## Problem description
Omit every picture and output the rest of the records exactly as they are.

## Data
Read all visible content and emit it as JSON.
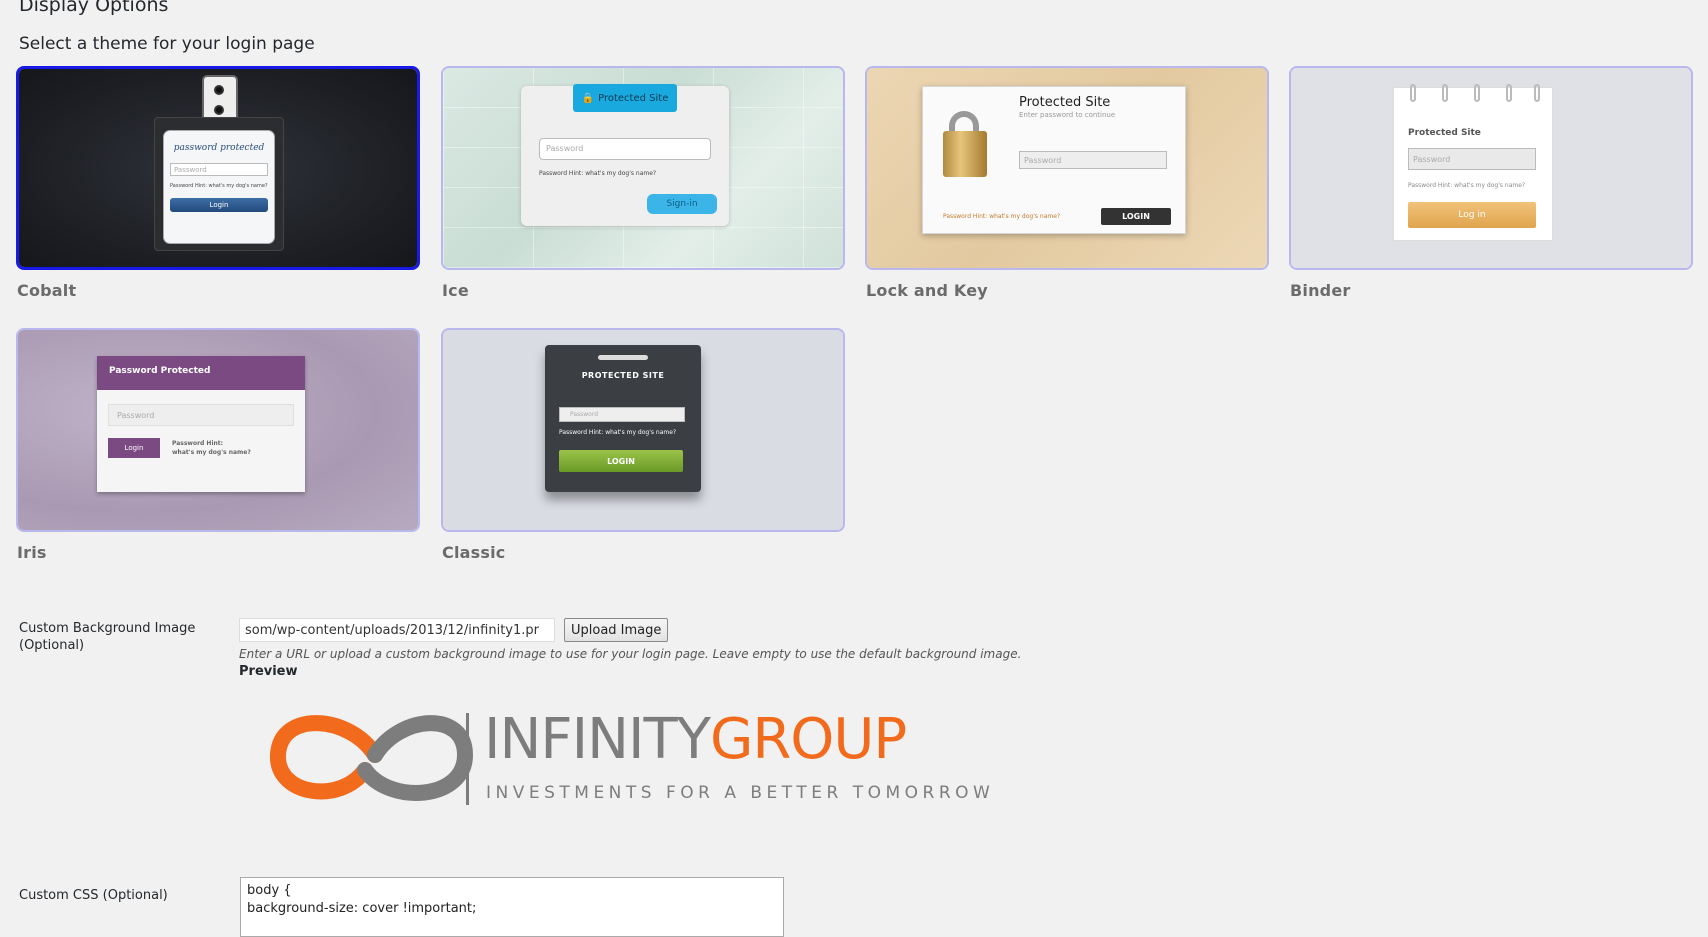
{
  "page_title": "Display Options",
  "theme_section_label": "Select a theme for your login page",
  "themes": {
    "cobalt": {
      "name": "Cobalt",
      "preview_title": "password protected",
      "placeholder": "Password",
      "hint": "Password Hint: what's my dog's name?",
      "button": "Login"
    },
    "ice": {
      "name": "Ice",
      "preview_title": "Protected Site",
      "placeholder": "Password",
      "hint": "Password Hint:  what's my dog's name?",
      "button": "Sign-in"
    },
    "lockkey": {
      "name": "Lock and Key",
      "preview_title": "Protected Site",
      "subtitle": "Enter password to continue",
      "placeholder": "Password",
      "hint": "Password Hint:  what's my dog's name?",
      "button": "LOGIN"
    },
    "binder": {
      "name": "Binder",
      "preview_title": "Protected Site",
      "placeholder": "Password",
      "hint": "Password Hint:  what's my dog's name?",
      "button": "Log in"
    },
    "iris": {
      "name": "Iris",
      "preview_title": "Password Protected",
      "placeholder": "Password",
      "hint_label": "Password Hint:",
      "hint_text": "what's my dog's name?",
      "button": "Login"
    },
    "classic": {
      "name": "Classic",
      "preview_title": "PROTECTED SITE",
      "placeholder": "Password",
      "hint": "Password Hint: what's my dog's name?",
      "button": "LOGIN"
    }
  },
  "selected_theme": "Cobalt",
  "background": {
    "label": "Custom Background Image (Optional)",
    "value": "som/wp-content/uploads/2013/12/infinity1.pr",
    "upload_button": "Upload Image",
    "help": "Enter a URL or upload a custom background image to use for your login page. Leave empty to use the default background image.",
    "preview_label": "Preview",
    "logo_word1": "INFINITY",
    "logo_word2": "GROUP",
    "logo_tagline": "INVESTMENTS FOR A BETTER TOMORROW"
  },
  "custom_css": {
    "label": "Custom CSS (Optional)",
    "value": "body {\nbackground-size: cover !important;"
  },
  "colors": {
    "selected_border": "#1a1ae6",
    "unselected_border": "#b8b8ee",
    "logo_gray": "#7d7d7d",
    "logo_orange": "#f26a1b"
  }
}
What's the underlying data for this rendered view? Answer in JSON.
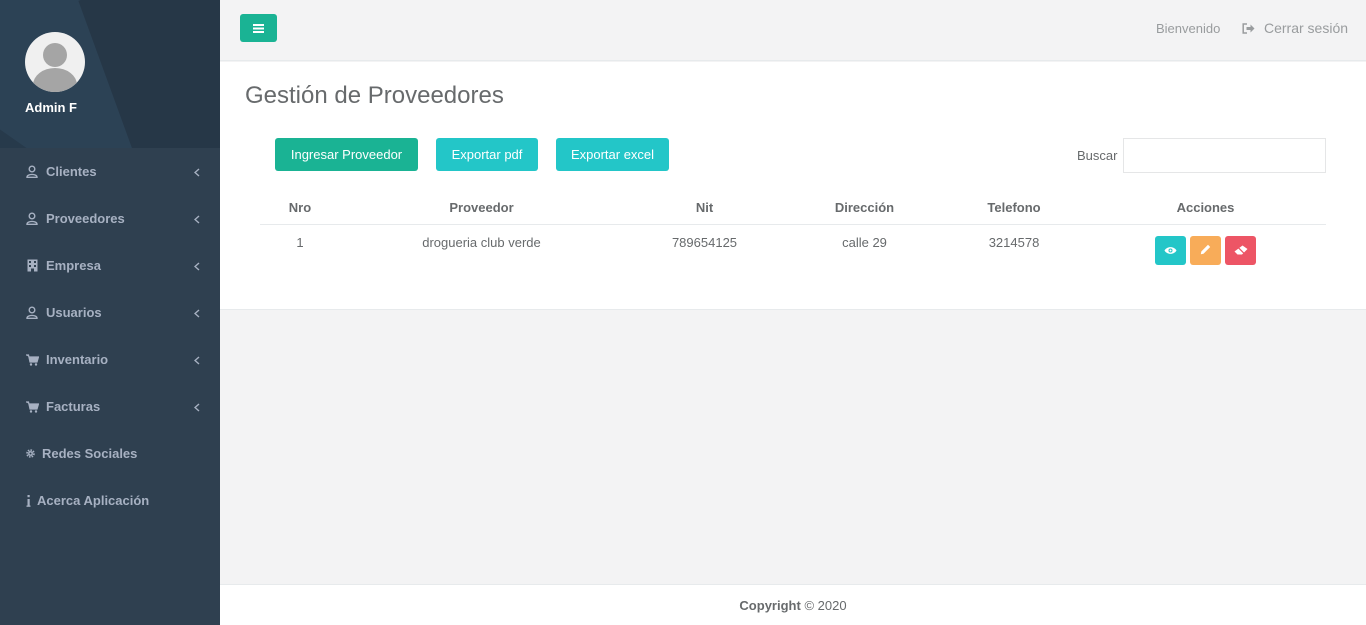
{
  "sidebar": {
    "profile_name": "Admin F",
    "items": [
      {
        "label": "Clientes",
        "icon": "user-icon",
        "has_submenu": true
      },
      {
        "label": "Proveedores",
        "icon": "user-icon",
        "has_submenu": true
      },
      {
        "label": "Empresa",
        "icon": "building-icon",
        "has_submenu": true
      },
      {
        "label": "Usuarios",
        "icon": "user-icon",
        "has_submenu": true
      },
      {
        "label": "Inventario",
        "icon": "cart-icon",
        "has_submenu": true
      },
      {
        "label": "Facturas",
        "icon": "cart-icon",
        "has_submenu": true
      },
      {
        "label": "Redes Sociales",
        "icon": "gear-icon",
        "has_submenu": false
      },
      {
        "label": "Acerca Aplicación",
        "icon": "info-icon",
        "has_submenu": false
      }
    ]
  },
  "topbar": {
    "welcome": "Bienvenido",
    "logout": "Cerrar sesión"
  },
  "main": {
    "title": "Gestión de Proveedores",
    "buttons": {
      "add": "Ingresar Proveedor",
      "pdf": "Exportar pdf",
      "excel": "Exportar excel"
    },
    "search_label": "Buscar",
    "search_value": "",
    "table": {
      "headers": [
        "Nro",
        "Proveedor",
        "Nit",
        "Dirección",
        "Telefono",
        "Acciones"
      ],
      "rows": [
        [
          "1",
          "drogueria club verde",
          "789654125",
          "calle 29",
          "3214578"
        ]
      ]
    }
  },
  "footer": {
    "label": "Copyright",
    "text": "© 2020"
  },
  "colors": {
    "sidebar": "#2f4050",
    "primary": "#1ab394",
    "info": "#23c6c8",
    "warning": "#f8ac59",
    "danger": "#ed5565"
  }
}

## Solution to the exercise
Read all visible content and emit it as JSON.
{
  "page_title": "Display Options",
  "theme_section_label": "Select a theme for your login page",
  "themes": {
    "cobalt": {
      "name": "Cobalt",
      "preview_title": "password protected",
      "placeholder": "Password",
      "hint": "Password Hint: what's my dog's name?",
      "button": "Login"
    },
    "ice": {
      "name": "Ice",
      "preview_title": "Protected Site",
      "placeholder": "Password",
      "hint": "Password Hint:  what's my dog's name?",
      "button": "Sign-in"
    },
    "lockkey": {
      "name": "Lock and Key",
      "preview_title": "Protected Site",
      "subtitle": "Enter password to continue",
      "placeholder": "Password",
      "hint": "Password Hint:  what's my dog's name?",
      "button": "LOGIN"
    },
    "binder": {
      "name": "Binder",
      "preview_title": "Protected Site",
      "placeholder": "Password",
      "hint": "Password Hint:  what's my dog's name?",
      "button": "Log in"
    },
    "iris": {
      "name": "Iris",
      "preview_title": "Password Protected",
      "placeholder": "Password",
      "hint_label": "Password Hint:",
      "hint_text": "what's my dog's name?",
      "button": "Login"
    },
    "classic": {
      "name": "Classic",
      "preview_title": "PROTECTED SITE",
      "placeholder": "Password",
      "hint": "Password Hint: what's my dog's name?",
      "button": "LOGIN"
    }
  },
  "selected_theme": "Cobalt",
  "background": {
    "label": "Custom Background Image (Optional)",
    "value": "som/wp-content/uploads/2013/12/infinity1.pr",
    "upload_button": "Upload Image",
    "help": "Enter a URL or upload a custom background image to use for your login page. Leave empty to use the default background image.",
    "preview_label": "Preview",
    "logo_word1": "INFINITY",
    "logo_word2": "GROUP",
    "logo_tagline": "INVESTMENTS FOR A BETTER TOMORROW"
  },
  "custom_css": {
    "label": "Custom CSS (Optional)",
    "value": "body {\nbackground-size: cover !important;"
  },
  "colors": {
    "selected_border": "#1a1ae6",
    "unselected_border": "#b8b8ee",
    "logo_gray": "#7d7d7d",
    "logo_orange": "#f26a1b"
  }
}
What's the underlying data for this rendered view? Answer in JSON.
{
  "sidebar": {
    "profile_name": "Admin F",
    "items": [
      {
        "label": "Clientes",
        "icon": "user-icon",
        "has_submenu": true
      },
      {
        "label": "Proveedores",
        "icon": "user-icon",
        "has_submenu": true
      },
      {
        "label": "Empresa",
        "icon": "building-icon",
        "has_submenu": true
      },
      {
        "label": "Usuarios",
        "icon": "user-icon",
        "has_submenu": true
      },
      {
        "label": "Inventario",
        "icon": "cart-icon",
        "has_submenu": true
      },
      {
        "label": "Facturas",
        "icon": "cart-icon",
        "has_submenu": true
      },
      {
        "label": "Redes Sociales",
        "icon": "gear-icon",
        "has_submenu": false
      },
      {
        "label": "Acerca Aplicación",
        "icon": "info-icon",
        "has_submenu": false
      }
    ]
  },
  "topbar": {
    "welcome": "Bienvenido",
    "logout": "Cerrar sesión"
  },
  "main": {
    "title": "Gestión de Proveedores",
    "buttons": {
      "add": "Ingresar Proveedor",
      "pdf": "Exportar pdf",
      "excel": "Exportar excel"
    },
    "search_label": "Buscar",
    "search_value": "",
    "table": {
      "headers": [
        "Nro",
        "Proveedor",
        "Nit",
        "Dirección",
        "Telefono",
        "Acciones"
      ],
      "rows": [
        [
          "1",
          "drogueria club verde",
          "789654125",
          "calle 29",
          "3214578"
        ]
      ]
    }
  },
  "footer": {
    "label": "Copyright",
    "text": "© 2020"
  },
  "colors": {
    "sidebar": "#2f4050",
    "primary": "#1ab394",
    "info": "#23c6c8",
    "warning": "#f8ac59",
    "danger": "#ed5565"
  }
}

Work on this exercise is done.